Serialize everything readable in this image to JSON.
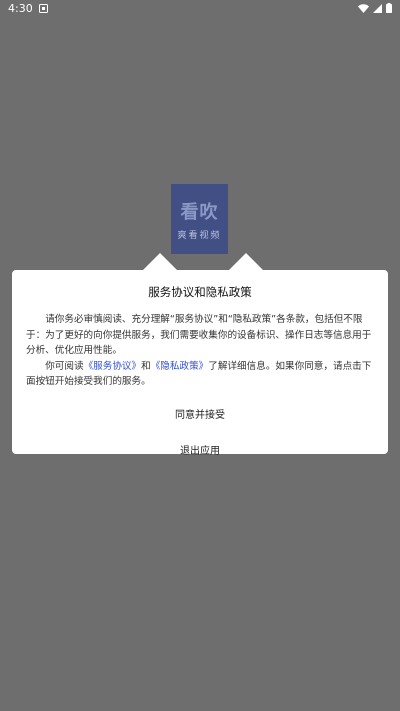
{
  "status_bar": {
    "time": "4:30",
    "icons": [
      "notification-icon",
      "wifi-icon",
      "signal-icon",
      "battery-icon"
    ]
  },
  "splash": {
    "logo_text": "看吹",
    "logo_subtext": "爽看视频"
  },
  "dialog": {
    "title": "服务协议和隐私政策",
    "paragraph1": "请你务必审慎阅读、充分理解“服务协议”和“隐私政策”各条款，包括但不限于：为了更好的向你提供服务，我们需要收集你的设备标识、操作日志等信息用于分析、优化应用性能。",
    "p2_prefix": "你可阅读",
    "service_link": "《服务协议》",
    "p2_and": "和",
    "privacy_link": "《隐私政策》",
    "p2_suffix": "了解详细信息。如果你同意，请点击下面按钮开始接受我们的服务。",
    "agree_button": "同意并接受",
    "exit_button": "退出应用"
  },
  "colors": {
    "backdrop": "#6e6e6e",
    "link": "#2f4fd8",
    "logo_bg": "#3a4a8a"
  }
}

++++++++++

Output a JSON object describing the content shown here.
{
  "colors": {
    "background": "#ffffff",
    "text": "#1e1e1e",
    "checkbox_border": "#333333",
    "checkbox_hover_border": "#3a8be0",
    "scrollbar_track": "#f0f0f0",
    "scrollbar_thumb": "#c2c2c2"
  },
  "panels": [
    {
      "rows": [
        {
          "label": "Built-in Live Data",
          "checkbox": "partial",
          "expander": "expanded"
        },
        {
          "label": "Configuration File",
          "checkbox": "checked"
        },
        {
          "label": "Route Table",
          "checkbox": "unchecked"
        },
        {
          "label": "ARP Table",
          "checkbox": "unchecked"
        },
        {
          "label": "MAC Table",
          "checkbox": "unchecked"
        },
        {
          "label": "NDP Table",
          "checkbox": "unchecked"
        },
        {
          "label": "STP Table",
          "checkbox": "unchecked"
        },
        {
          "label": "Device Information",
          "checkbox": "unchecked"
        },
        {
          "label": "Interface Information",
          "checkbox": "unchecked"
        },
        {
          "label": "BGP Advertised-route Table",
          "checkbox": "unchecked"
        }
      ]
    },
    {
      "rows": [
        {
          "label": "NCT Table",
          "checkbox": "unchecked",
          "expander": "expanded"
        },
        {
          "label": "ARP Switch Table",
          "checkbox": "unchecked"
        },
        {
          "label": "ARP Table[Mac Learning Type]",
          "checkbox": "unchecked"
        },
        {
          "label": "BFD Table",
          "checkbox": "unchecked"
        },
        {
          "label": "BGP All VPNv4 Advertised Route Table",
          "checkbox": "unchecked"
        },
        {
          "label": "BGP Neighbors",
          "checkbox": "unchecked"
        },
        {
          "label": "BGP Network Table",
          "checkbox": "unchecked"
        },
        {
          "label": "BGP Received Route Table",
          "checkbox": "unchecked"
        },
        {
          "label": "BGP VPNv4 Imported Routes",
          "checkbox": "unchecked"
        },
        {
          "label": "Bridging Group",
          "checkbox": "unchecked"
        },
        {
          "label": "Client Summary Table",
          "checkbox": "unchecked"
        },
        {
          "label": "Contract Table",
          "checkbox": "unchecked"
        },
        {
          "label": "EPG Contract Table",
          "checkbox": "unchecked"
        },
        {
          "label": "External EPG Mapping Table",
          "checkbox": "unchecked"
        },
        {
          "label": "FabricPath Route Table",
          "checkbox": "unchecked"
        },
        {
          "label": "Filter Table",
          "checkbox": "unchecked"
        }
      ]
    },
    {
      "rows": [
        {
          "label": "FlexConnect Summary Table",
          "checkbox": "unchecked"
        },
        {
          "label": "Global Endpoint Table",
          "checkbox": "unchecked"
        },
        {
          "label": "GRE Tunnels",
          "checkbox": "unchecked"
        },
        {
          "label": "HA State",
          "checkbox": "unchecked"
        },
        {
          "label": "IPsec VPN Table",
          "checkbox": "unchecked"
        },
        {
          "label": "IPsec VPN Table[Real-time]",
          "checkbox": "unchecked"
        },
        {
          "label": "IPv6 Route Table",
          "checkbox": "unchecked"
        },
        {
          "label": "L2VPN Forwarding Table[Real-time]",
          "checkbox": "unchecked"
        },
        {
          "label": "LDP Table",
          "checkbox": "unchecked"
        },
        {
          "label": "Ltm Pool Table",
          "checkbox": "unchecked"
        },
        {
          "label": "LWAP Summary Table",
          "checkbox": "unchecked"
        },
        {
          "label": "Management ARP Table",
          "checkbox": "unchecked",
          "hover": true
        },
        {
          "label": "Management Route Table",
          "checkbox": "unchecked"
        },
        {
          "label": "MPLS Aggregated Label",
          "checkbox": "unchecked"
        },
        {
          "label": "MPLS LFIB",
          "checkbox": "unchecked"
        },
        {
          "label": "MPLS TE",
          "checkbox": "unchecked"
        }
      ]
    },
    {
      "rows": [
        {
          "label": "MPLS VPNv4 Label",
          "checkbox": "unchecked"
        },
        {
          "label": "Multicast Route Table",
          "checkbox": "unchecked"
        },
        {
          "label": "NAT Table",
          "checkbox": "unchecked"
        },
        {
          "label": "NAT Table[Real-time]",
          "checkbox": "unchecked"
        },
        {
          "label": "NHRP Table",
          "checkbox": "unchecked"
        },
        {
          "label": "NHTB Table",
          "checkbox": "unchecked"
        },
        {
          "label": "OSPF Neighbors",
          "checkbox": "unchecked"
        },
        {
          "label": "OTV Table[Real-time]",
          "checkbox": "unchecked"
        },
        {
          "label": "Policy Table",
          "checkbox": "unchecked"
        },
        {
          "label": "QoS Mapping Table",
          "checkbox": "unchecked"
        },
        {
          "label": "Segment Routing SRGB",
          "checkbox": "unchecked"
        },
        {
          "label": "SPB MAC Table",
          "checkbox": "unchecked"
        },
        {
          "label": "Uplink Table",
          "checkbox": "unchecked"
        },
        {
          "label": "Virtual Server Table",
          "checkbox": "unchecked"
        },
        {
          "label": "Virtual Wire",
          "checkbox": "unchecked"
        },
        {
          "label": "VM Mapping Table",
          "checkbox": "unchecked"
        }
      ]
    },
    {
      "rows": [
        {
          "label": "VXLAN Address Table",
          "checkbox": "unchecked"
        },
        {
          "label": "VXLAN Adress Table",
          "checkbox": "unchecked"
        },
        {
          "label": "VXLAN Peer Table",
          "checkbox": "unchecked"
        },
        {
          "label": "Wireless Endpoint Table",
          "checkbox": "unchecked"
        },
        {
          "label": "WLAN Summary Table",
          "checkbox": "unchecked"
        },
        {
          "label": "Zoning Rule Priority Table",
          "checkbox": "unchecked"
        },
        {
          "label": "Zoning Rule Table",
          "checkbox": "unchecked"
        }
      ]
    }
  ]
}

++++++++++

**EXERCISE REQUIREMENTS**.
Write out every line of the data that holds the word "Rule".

**REPLY TO THE EXERCISE**.
          "label": "Zoning Rule Priority Table",
          "label": "Zoning Rule Table",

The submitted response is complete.